  • Hautekeete, M., Cousin, I., & Graziani, P. (1999). Pensees dysfonctionnelles de l’alcoolodependance: un test du modele de Beck: schemas anticipatoires, soulageants et permissifs. Journal des Therapies Comportementales et Cognitives, 9, 108–112.
  • Kennerley, H. (2004). Self-injurious behaviour. In J. Bennett Levy, G. Butler, M. Fennell, A. Hackmann, M. Mueller, & D. Westbrook (Eds.), Oxford guide to behavioural experiments in cognitive therapy (pp. 373-390). Oxford University Press. 
  • Levinson, C. A., Giancola, P. R., & Parrott, D. J. (2011). Beliefs about aggression moderate alcohol’s effects on aggression. Experimental and Clinical Psychopharmacology, 19, 64–74. DOI: 10.1037/a0022113.
  • Mathew, A. S., Snorrason, I., Falkenstein, M. J., & Lee, H. (2022). Advances in treating obsessive-compulsive related disorders other than OCD? In E. A. Storch, J. S. Abramowitz, & D. McKay (Eds.), Complexities in obsessive compulsive and related disorders: Advances in conceptualization and treatment (pp.384-406). Oxford University Press. 
  • Mills, J. F., & Kroner, D. G. (2008). Predicting suicidal ideation with the depression hopelessness and suicide screening form (DHS). Journal of Offender Rehabilitation, 47, 74-100. DOI: 10.1080/10509670801940680.
  • Noël, V. A., Francis, S. E., Williams-Outerbridge, K., & Fung, S. L. (2012). Catastrophizing as a predictor of depressive and anxious symptoms in children. Cognitive Therapy and Research, 36, 311-320. DOI: 10.1007/s10608-011-9370-2.
  • Pugh, M. (2019). Cognitive behavioural chairwork: Distinctive features. Routledge. 

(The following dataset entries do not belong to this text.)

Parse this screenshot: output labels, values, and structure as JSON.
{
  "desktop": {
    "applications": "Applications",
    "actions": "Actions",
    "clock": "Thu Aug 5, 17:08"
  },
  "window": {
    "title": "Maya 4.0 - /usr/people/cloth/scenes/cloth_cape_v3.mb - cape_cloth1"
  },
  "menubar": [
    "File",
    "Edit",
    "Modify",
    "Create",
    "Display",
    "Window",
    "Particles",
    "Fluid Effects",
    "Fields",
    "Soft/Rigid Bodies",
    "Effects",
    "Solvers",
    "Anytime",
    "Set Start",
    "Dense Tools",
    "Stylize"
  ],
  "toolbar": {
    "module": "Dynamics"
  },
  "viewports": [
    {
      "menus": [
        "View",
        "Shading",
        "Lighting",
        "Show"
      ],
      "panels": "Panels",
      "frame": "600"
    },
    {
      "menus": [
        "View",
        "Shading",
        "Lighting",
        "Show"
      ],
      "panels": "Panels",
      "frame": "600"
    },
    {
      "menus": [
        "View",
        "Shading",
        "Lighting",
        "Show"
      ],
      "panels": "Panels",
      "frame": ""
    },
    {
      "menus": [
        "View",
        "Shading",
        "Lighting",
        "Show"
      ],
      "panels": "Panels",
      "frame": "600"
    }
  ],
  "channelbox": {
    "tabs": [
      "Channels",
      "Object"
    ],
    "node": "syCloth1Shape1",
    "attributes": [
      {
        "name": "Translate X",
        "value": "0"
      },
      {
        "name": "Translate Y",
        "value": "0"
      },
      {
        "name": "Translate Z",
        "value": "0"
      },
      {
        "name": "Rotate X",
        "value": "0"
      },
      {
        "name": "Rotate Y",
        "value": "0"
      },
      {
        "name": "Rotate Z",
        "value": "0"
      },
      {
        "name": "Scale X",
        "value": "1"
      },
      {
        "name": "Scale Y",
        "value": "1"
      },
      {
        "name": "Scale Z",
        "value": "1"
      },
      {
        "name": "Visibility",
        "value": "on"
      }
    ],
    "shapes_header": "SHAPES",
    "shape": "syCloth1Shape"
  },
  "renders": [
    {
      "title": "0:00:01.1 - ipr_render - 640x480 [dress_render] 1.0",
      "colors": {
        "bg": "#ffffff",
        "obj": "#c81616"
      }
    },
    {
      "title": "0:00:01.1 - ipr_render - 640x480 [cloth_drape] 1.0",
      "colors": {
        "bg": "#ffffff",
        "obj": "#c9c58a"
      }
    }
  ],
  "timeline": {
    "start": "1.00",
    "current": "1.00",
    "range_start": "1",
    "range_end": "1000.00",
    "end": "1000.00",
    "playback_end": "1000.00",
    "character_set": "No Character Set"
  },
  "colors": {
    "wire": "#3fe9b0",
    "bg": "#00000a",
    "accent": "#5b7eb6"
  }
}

  • Shafran, R., Thordarson, D. S., & Rachman, S. (1996). Thought-action fusion in obsessive compulsive disorder. Journal of Anxiety Disorders, 10, 379-391. DOI: 10.1016/0887-6185(96)00018-7.
  • Slade, K., & Edelman, R. (2014). Can theory predict the process of suicide on entry to prison? Predicting dynamic risk factors for suicide ideation in a high-risk prison population. Crisis: The Journal of Crisis Intervention and Suicide Prevention, 35, 82-89. DOI:10.1027/0227-5910/a000236.
  • Veen, G., & Arntz, A. (2000). Multidimensional dichotomous thinking characterizes borderline personality disorder. Cognitive Therapy and Research, 24, 23-45. DOI: 10.1023/A:1005498824175.
  • Von Hippel, W., & Trivers, R. (2011). The evolution and psychology of self-deception. Behavioral and Brain Sciences, 34, 1-16. DOI: 10.1017/S0140525X10001354.
  • Westbrook, D., Kennerley, H., & Kirk, J. (2011). An introduction to cognitive behaviour therapy: Skills and applications (2nd ed.). Sage. 
  • Williams, J. M. G., & Pollock, L. R. (2001). Psychological aspects of the suicidal process. In K. van Heeringen (Ed.), Understanding suicidal behaviour (pp. 76–93). John Wiley and Sons.